Work to be completed:
In the records that follow, find each line with the word "Option" and copy it.

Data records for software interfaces

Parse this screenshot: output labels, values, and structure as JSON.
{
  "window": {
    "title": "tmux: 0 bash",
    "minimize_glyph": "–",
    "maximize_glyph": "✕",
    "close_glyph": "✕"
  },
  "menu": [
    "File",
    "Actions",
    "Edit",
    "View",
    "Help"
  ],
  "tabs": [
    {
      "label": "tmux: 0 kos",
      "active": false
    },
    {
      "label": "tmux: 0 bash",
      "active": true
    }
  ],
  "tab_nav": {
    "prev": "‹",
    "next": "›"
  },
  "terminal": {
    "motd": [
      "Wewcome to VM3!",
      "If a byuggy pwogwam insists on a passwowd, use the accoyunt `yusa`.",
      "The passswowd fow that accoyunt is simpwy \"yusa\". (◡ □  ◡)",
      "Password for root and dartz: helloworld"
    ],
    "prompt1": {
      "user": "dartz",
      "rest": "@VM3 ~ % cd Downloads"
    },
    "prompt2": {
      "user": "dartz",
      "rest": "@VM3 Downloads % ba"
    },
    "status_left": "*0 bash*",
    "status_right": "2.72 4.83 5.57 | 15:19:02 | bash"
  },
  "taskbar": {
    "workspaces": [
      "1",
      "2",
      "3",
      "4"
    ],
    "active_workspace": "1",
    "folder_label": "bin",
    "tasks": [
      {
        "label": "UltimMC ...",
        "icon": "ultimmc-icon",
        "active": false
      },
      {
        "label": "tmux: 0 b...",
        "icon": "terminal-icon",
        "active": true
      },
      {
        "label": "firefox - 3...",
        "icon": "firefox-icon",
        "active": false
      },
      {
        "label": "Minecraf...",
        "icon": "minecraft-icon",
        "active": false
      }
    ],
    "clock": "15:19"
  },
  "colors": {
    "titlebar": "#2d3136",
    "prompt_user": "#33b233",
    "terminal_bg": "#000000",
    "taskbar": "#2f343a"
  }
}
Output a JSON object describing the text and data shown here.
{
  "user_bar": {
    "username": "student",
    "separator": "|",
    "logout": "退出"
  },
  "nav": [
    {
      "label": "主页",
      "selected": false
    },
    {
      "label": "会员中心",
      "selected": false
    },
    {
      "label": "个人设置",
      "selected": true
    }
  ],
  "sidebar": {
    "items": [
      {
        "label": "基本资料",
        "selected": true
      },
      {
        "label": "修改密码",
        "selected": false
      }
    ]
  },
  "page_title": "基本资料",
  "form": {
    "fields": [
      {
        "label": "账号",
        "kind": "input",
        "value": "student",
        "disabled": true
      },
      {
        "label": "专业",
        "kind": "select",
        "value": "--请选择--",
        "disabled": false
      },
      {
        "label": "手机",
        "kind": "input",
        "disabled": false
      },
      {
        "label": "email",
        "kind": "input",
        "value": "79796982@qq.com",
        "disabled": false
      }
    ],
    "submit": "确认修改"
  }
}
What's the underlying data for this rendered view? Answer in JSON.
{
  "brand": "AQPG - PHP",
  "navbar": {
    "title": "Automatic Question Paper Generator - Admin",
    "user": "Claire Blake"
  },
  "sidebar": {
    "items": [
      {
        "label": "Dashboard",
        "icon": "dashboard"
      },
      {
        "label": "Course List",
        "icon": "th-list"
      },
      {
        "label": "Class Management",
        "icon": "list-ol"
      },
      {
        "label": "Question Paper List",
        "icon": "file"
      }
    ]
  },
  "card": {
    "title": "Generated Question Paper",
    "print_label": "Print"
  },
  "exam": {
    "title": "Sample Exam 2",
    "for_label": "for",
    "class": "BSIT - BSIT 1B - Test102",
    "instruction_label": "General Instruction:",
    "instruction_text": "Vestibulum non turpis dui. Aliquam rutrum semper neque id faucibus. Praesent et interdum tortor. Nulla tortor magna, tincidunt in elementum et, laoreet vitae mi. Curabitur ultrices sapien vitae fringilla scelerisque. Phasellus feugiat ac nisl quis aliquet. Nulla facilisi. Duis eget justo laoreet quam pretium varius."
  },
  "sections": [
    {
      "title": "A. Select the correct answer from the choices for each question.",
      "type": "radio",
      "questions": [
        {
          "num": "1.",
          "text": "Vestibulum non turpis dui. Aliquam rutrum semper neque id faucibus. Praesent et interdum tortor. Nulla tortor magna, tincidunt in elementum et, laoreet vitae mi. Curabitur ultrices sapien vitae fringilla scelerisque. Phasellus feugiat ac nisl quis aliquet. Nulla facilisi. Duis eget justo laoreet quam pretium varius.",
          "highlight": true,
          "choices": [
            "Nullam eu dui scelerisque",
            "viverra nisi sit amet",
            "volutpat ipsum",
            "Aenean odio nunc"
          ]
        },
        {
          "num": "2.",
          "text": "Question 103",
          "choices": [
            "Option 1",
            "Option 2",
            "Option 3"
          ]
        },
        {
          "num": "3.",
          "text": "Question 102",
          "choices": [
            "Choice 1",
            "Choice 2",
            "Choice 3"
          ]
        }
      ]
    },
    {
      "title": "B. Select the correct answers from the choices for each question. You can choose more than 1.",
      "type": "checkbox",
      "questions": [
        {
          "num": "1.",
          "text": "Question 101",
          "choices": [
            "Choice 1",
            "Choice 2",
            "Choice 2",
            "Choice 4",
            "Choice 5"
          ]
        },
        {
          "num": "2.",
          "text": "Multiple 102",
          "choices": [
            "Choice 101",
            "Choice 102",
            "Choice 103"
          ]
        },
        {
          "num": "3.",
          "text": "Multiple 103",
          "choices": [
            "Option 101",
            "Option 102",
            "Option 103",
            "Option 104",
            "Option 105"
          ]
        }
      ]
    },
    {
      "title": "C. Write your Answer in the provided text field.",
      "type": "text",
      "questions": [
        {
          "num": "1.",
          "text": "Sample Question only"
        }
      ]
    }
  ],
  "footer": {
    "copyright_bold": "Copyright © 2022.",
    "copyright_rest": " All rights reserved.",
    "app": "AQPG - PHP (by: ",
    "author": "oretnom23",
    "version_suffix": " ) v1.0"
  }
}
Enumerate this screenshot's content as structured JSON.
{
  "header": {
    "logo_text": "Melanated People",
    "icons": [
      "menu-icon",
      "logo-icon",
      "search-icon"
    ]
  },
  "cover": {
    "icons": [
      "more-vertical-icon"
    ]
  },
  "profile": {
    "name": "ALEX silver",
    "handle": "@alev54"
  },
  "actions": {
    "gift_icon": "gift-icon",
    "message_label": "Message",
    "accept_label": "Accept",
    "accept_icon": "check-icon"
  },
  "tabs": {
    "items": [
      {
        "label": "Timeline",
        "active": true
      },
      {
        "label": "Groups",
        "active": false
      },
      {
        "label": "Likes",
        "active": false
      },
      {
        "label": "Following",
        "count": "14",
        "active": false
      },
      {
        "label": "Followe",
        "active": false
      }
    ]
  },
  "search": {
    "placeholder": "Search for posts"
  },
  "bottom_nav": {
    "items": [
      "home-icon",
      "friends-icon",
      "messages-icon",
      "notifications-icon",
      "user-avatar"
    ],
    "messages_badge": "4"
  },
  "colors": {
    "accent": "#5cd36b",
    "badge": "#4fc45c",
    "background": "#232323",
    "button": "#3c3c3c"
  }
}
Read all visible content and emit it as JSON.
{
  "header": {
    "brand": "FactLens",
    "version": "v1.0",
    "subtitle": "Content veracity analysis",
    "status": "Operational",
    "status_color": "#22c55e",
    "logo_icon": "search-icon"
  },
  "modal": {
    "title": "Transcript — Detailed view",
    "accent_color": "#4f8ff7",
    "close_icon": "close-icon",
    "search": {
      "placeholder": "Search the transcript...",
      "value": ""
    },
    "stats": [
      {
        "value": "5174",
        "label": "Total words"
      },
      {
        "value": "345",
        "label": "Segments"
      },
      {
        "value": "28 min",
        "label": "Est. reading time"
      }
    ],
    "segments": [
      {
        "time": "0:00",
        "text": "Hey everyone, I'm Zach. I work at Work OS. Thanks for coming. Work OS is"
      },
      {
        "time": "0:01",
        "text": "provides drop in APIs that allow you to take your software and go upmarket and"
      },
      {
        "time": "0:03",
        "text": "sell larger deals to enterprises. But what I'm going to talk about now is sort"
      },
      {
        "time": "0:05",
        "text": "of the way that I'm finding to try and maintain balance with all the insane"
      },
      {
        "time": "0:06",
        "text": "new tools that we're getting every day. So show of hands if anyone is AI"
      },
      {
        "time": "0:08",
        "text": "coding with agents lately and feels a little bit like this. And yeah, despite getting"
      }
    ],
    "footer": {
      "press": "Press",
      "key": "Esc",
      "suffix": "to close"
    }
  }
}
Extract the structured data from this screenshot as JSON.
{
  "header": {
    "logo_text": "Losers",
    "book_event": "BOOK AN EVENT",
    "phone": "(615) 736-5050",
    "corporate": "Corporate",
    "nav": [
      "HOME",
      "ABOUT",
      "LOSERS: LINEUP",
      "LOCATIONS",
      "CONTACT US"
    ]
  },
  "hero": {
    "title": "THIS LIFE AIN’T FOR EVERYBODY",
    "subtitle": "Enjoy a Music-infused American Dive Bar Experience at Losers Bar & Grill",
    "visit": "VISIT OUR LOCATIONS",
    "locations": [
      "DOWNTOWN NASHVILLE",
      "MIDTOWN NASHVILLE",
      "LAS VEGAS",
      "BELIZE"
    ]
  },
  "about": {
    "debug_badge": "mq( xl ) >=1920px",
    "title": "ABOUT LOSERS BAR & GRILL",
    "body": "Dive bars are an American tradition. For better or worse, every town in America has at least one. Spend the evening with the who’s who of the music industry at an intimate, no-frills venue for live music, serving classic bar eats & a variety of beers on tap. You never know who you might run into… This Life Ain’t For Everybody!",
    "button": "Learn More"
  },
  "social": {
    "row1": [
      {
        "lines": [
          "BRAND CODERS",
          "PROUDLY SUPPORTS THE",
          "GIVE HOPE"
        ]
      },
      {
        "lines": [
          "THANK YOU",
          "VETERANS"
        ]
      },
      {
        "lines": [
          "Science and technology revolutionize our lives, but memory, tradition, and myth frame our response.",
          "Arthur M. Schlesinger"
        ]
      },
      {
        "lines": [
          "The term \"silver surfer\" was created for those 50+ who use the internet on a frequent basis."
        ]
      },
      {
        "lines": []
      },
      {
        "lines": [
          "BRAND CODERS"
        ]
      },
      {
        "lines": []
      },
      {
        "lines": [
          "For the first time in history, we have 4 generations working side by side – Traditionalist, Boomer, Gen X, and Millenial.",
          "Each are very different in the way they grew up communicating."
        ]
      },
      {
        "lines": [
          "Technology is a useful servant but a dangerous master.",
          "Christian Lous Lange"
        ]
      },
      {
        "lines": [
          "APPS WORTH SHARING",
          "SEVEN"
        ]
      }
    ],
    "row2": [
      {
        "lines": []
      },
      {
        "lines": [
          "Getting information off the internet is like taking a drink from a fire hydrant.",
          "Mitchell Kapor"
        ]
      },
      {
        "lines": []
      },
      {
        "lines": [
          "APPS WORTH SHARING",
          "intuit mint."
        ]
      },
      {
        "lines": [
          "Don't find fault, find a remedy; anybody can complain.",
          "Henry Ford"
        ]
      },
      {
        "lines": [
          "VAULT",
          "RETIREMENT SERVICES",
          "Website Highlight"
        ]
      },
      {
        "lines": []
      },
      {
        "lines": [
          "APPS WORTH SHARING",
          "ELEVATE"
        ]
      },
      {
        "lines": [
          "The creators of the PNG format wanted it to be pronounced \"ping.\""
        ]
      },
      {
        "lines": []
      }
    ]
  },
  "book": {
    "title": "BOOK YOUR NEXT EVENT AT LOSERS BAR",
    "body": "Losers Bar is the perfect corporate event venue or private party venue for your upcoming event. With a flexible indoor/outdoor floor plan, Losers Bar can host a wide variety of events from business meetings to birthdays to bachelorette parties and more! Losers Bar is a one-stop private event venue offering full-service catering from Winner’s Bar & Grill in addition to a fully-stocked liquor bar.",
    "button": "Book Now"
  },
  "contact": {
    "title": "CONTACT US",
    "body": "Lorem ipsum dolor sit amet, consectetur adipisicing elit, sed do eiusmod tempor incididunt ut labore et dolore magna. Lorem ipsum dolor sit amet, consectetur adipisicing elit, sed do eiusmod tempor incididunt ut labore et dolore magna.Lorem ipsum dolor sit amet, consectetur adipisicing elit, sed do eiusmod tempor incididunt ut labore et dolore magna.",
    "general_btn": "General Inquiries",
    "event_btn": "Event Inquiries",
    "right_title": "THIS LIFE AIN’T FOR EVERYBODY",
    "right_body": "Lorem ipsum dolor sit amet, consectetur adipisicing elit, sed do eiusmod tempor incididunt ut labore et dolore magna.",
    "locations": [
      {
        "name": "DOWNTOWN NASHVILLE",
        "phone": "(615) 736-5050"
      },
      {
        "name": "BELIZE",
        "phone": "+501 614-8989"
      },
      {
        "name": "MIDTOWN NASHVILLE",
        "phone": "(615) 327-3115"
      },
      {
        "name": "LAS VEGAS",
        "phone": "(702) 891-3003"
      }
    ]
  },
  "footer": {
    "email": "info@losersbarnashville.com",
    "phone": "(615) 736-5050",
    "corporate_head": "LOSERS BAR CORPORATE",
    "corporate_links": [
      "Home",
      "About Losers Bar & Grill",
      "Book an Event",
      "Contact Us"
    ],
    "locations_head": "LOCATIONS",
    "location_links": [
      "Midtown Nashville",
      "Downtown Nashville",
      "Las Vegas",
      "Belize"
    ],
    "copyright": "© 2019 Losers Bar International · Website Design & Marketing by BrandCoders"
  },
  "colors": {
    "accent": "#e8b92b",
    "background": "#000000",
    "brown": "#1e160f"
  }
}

Exercise response:
            "Option 1",
            "Option 2",
            "Option 3"
            "Option 101",
            "Option 102",
            "Option 103",
            "Option 104",
            "Option 105"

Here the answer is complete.